Board games are the only medium in the library’s collection that are explicitly designed to encourage social interaction. At a time when many parents and educators are worried about the passive, isolated consumption of digital media, board games get people of different backgrounds engaging with each other across a table, solving problems, improving a number of practical skills, and having a good time. When looked at from this perspective, board games cannot be dismissed as mere diversions but are instead critical to the library’s mission to foster community and lifelong learning.
International Games Week @ Your Library is a celebration of the amazing educational power of games and the vital role that libraries can play in helping people enjoy them. The history of IGW@YL goes back to 2007 and the first National Games Day in the United States. The event grew to become International Games Day in 2012. This year it has expanded to become International Games Week. Thousands of libraries (public libraries and school libraries) all over the world have participated in these events, including libraries from 53 and countries and all 7 continents. The following associations are key contributors to this event:
Today is the most important day of the year.
Today is School Library Day.
October is International School Library Month and Canada Library Month. Very cool.
But today is the Day.
Celebrate the “Most Awesome Place on Earth.”
Come down to your School Library and enjoy the awesomeness.
What is so awesome about the School Library?
Other words or phrases to add to this word cloud? Please submit a comment below.
The BCTLA, in conjunction with the BCTF, has again challenged YOU and all the people of British Columbia to take time on Monday to “Drop Everything and Read.” Set aside your studies, your work, your social media feeds and everything else that keeps you from spending some time reading. Read for at least 20 minutes on Monday. Read for at least 20 minutes EVERY DAY.
Read for fun. Read to learn something you are interested in. Read to escape. Read to laugh. Read to be scared. Read for inspiration. Read because you are interested. Read to know more. Read for your own reasons.
Turn off the phone for a while. Texts, emails, Snapchat, Facebook, Twitter– all that can wait. Find somewhere quiet and comfortable. Concentrate. Stick with it. Read deeply. Think. Enjoy.
Diwali is celebrated by millions of people in India, Canada and around the world. Hundreds of millions of Hindus celebrate “the Festival of Lights.” People of other faiths, including Sikhism, also celebrate. For Sikhs the festival has added significance as it generally coincides with a Sikh celebration known as Bandi Chhor Divas. For more on Diwali check out:
“The historic decision to include women in the legal definition of “persons” was handed down by Canada’s highest court of appeal – the Judicial Committee of the Privy Council of Great Britain – on October 18, 1929. This gave women the right to be appointed to the Senate of Canada and paved the way for women’s increased participation in public and political life.” (From Status of Women Canada: Persons Day.)
It may seem incomprehensible to us that women were not considered to be “persons”, at least under a strict definition of Canadian law prior to 1929. The “Famous Five” led the fight all the way to the highest courts of the land to include women in the legal definition of “persons.”
“The exclusion of women from all public offices is a relic of days more barbarous than ours.
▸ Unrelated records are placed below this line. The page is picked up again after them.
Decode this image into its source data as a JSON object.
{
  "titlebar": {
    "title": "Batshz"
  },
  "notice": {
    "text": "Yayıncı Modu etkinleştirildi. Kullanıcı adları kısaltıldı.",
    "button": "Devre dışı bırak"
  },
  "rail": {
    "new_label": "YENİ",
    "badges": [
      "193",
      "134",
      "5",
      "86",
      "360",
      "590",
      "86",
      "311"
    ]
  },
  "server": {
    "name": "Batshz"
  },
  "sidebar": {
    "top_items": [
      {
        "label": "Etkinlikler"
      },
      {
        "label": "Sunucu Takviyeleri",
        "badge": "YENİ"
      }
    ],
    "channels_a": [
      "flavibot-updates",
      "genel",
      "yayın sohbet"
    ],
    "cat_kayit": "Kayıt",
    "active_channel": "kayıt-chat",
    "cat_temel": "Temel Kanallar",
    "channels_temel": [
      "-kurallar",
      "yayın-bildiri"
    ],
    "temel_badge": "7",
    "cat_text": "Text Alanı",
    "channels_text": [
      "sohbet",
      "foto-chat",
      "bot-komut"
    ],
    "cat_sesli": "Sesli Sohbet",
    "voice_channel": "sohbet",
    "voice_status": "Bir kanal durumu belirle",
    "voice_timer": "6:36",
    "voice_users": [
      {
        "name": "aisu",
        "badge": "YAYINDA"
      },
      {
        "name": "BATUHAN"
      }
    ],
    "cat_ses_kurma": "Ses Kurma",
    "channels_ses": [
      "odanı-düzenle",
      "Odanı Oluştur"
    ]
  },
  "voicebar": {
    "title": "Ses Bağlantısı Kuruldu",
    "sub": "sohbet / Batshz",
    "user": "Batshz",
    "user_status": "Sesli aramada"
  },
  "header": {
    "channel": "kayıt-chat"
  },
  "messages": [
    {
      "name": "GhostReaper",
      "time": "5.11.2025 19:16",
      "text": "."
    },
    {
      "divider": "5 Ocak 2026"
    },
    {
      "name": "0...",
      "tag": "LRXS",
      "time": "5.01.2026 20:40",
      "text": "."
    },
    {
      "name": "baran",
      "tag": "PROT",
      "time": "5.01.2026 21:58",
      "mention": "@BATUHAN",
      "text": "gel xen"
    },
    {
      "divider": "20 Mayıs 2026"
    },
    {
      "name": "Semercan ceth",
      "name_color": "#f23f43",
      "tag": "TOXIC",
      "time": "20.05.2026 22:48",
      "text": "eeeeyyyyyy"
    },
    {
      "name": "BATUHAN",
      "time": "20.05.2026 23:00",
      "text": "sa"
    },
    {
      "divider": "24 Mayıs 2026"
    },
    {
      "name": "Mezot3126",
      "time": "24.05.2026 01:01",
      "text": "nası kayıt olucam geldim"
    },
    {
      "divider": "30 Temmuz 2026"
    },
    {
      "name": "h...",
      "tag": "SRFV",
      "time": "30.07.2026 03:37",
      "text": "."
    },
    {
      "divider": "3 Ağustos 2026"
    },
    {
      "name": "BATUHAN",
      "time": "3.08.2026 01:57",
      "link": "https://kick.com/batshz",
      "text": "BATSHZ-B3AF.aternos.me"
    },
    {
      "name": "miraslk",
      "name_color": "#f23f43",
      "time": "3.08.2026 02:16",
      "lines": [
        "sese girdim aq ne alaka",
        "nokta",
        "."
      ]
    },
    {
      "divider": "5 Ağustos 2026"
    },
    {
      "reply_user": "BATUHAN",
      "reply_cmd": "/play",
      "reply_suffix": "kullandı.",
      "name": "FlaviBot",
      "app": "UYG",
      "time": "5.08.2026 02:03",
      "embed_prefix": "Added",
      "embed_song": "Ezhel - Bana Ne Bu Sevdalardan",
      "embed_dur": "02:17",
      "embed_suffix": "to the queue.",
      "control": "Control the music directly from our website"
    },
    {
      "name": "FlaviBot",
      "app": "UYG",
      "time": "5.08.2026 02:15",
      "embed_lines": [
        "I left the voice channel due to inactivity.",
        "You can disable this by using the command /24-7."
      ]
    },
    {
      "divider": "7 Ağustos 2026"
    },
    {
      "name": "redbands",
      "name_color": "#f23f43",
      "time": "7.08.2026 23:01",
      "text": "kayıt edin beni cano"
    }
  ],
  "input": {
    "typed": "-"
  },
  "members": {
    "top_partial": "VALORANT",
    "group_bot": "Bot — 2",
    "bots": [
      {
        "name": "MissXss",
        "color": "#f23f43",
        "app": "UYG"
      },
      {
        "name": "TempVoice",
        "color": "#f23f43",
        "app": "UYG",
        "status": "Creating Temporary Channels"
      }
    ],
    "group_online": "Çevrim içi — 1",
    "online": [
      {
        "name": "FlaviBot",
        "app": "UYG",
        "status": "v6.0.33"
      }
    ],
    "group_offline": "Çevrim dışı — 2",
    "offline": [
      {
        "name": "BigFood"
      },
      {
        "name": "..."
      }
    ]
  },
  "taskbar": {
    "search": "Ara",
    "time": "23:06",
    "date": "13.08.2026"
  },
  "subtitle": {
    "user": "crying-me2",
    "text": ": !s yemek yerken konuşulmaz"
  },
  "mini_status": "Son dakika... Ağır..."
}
And to those who would ask why the word “person” should include females, the obvious answer is, why should it not?”
Today we can celebrate that victory, and the slow but steady change in Canadian society towards equality for women. We still have a long way to go, and sadly, in much the world, women are still denied equality, a “relic of days more barbarous than ours.” Persons Day is a chance to celebrate how far we have come, and to reflect on how far we still need to go.
Tells the story of Chanie Wenjack, a twelve year old Ojibwa boy who died attempting to walk home after escaping the Cecilia Jeffrey Indian Residential School in 1966. Originally created as a ten-song popular music album, the lyrics have been set into a graphic telling of the story.
Come down to the School Library to get your copy of Secret Path today. Find out more about this and all the Surrey Teens Read nominated titles for 2017-2018: go to surreyteensread.weebly.com